Stored items

Content starts

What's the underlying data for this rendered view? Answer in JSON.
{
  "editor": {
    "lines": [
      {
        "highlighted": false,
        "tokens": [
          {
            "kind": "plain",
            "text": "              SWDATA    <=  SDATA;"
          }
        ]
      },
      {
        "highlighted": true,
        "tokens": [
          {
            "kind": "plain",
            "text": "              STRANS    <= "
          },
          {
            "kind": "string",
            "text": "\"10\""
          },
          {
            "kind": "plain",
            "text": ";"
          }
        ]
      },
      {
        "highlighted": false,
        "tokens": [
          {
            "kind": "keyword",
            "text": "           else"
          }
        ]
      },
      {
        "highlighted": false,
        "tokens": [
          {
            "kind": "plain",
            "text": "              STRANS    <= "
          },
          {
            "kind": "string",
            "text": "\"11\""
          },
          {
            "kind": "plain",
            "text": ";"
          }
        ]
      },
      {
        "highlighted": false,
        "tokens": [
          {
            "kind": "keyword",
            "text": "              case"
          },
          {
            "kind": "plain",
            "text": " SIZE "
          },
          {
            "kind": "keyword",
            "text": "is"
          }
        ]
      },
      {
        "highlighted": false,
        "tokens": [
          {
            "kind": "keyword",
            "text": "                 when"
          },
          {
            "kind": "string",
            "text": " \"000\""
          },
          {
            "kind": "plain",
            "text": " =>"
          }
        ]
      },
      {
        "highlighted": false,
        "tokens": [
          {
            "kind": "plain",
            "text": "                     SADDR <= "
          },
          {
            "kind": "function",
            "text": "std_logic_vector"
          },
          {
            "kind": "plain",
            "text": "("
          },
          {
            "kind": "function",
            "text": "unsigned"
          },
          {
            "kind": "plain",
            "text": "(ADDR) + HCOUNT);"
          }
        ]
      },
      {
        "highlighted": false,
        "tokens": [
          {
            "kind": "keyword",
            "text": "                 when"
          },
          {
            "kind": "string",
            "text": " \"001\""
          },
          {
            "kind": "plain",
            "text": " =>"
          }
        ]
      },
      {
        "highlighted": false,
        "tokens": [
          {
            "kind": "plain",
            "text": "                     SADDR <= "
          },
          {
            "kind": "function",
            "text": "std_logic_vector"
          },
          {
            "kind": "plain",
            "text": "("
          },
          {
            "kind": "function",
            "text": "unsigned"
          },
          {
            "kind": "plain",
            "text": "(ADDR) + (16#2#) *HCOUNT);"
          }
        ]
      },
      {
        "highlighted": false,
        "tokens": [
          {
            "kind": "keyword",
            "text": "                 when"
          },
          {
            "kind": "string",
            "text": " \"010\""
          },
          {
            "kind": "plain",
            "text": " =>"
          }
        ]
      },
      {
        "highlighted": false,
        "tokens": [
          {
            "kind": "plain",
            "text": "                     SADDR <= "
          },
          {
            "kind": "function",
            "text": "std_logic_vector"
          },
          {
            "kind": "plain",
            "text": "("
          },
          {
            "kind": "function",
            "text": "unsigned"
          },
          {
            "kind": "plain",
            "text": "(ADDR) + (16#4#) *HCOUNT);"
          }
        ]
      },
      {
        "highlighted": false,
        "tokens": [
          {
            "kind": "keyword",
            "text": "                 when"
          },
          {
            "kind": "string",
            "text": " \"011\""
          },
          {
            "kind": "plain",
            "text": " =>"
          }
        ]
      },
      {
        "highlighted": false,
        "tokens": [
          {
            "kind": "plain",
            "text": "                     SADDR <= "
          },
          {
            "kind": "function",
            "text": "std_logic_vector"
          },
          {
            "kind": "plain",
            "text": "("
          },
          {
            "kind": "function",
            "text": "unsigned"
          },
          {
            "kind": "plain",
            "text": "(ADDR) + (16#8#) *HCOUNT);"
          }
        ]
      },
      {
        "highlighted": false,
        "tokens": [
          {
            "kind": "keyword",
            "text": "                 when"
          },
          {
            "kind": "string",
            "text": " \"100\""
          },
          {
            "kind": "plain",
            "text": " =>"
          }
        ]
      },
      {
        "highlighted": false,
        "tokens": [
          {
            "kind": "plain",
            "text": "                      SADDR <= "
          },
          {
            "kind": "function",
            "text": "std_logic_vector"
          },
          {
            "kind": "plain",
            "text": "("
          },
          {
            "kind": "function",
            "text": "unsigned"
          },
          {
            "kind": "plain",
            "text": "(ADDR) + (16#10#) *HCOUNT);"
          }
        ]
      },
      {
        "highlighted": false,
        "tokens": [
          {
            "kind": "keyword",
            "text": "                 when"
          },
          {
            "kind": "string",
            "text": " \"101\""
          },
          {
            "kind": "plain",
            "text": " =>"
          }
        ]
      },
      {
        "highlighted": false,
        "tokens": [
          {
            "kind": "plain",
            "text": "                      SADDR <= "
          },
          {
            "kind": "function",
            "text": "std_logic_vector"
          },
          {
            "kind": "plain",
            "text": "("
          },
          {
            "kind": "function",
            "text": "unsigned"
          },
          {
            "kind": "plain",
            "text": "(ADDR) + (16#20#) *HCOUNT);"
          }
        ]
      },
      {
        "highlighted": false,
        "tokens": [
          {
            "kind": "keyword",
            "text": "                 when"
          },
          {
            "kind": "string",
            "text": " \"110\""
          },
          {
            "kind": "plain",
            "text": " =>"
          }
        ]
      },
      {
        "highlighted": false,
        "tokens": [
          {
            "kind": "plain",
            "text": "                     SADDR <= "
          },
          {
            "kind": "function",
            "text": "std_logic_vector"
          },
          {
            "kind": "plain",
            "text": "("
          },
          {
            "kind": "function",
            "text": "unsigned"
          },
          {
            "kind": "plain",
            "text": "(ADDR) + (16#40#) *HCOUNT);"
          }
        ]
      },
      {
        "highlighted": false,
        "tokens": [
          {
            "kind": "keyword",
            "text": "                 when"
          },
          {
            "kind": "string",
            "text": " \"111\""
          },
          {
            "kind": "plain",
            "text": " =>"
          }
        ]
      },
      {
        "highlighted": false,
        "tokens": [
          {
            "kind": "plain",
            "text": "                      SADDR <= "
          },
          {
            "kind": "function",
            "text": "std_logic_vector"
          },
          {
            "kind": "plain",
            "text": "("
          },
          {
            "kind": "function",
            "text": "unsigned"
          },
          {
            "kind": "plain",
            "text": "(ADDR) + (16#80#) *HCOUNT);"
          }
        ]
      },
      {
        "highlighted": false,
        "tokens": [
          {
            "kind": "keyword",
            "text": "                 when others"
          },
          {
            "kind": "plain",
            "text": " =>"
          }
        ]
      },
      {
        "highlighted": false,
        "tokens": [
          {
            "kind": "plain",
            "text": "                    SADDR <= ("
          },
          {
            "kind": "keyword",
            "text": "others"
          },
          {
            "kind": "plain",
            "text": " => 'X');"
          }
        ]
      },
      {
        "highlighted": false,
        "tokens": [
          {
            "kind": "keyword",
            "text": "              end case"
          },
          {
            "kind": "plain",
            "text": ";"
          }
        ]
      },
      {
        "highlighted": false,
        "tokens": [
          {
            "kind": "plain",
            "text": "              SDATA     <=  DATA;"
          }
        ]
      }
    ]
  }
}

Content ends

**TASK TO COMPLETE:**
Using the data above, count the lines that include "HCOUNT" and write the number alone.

**ANSWER TO THE EXERCISE:**
8